Segment Start: The input

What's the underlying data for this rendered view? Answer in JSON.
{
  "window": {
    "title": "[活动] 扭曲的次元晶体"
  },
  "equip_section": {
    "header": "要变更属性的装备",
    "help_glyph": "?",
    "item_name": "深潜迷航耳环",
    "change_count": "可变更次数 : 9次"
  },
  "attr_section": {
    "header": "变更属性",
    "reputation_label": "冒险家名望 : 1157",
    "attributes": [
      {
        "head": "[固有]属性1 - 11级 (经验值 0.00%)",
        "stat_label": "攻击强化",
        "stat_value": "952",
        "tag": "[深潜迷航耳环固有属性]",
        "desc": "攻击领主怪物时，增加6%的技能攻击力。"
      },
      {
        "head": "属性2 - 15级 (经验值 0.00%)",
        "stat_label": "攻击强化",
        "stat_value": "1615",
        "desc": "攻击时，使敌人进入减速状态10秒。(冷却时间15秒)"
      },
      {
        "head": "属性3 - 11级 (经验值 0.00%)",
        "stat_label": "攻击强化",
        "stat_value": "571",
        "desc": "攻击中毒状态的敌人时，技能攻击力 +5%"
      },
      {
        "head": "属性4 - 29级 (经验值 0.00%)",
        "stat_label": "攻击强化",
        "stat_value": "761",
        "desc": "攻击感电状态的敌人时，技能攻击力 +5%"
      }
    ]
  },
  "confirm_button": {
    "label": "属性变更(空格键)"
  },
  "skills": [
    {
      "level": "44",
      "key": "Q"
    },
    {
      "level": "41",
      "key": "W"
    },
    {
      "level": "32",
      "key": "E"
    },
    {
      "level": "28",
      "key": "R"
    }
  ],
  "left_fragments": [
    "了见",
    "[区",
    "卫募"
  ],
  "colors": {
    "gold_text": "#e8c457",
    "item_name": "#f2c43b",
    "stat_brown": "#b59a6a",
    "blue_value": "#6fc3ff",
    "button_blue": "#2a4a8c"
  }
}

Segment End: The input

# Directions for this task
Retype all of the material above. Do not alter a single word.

# Written answer
What's the underlying data for this rendered view? Answer in JSON.
{
  "window": {
    "title": "[活动] 扭曲的次元晶体"
  },
  "equip_section": {
    "header": "要变更属性的装备",
    "help_glyph": "?",
    "item_name": "深潜迷航耳环",
    "change_count": "可变更次数 : 9次"
  },
  "attr_section": {
    "header": "变更属性",
    "reputation_label": "冒险家名望 : 1157",
    "attributes": [
      {
        "head": "[固有]属性1 - 11级 (经验值 0.00%)",
        "stat_label": "攻击强化",
        "stat_value": "952",
        "tag": "[深潜迷航耳环固有属性]",
        "desc": "攻击领主怪物时，增加6%的技能攻击力。"
      },
      {
        "head": "属性2 - 15级 (经验值 0.00%)",
        "stat_label": "攻击强化",
        "stat_value": "1615",
        "desc": "攻击时，使敌人进入减速状态10秒。(冷却时间15秒)"
      },
      {
        "head": "属性3 - 11级 (经验值 0.00%)",
        "stat_label": "攻击强化",
        "stat_value": "571",
        "desc": "攻击中毒状态的敌人时，技能攻击力 +5%"
      },
      {
        "head": "属性4 - 29级 (经验值 0.00%)",
        "stat_label": "攻击强化",
        "stat_value": "761",
        "desc": "攻击感电状态的敌人时，技能攻击力 +5%"
      }
    ]
  },
  "confirm_button": {
    "label": "属性变更(空格键)"
  },
  "skills": [
    {
      "level": "44",
      "key": "Q"
    },
    {
      "level": "41",
      "key": "W"
    },
    {
      "level": "32",
      "key": "E"
    },
    {
      "level": "28",
      "key": "R"
    }
  ],
  "left_fragments": [
    "了见",
    "[区",
    "卫募"
  ],
  "colors": {
    "gold_text": "#e8c457",
    "item_name": "#f2c43b",
    "stat_brown": "#b59a6a",
    "blue_value": "#6fc3ff",
    "button_blue": "#2a4a8c"
  }
}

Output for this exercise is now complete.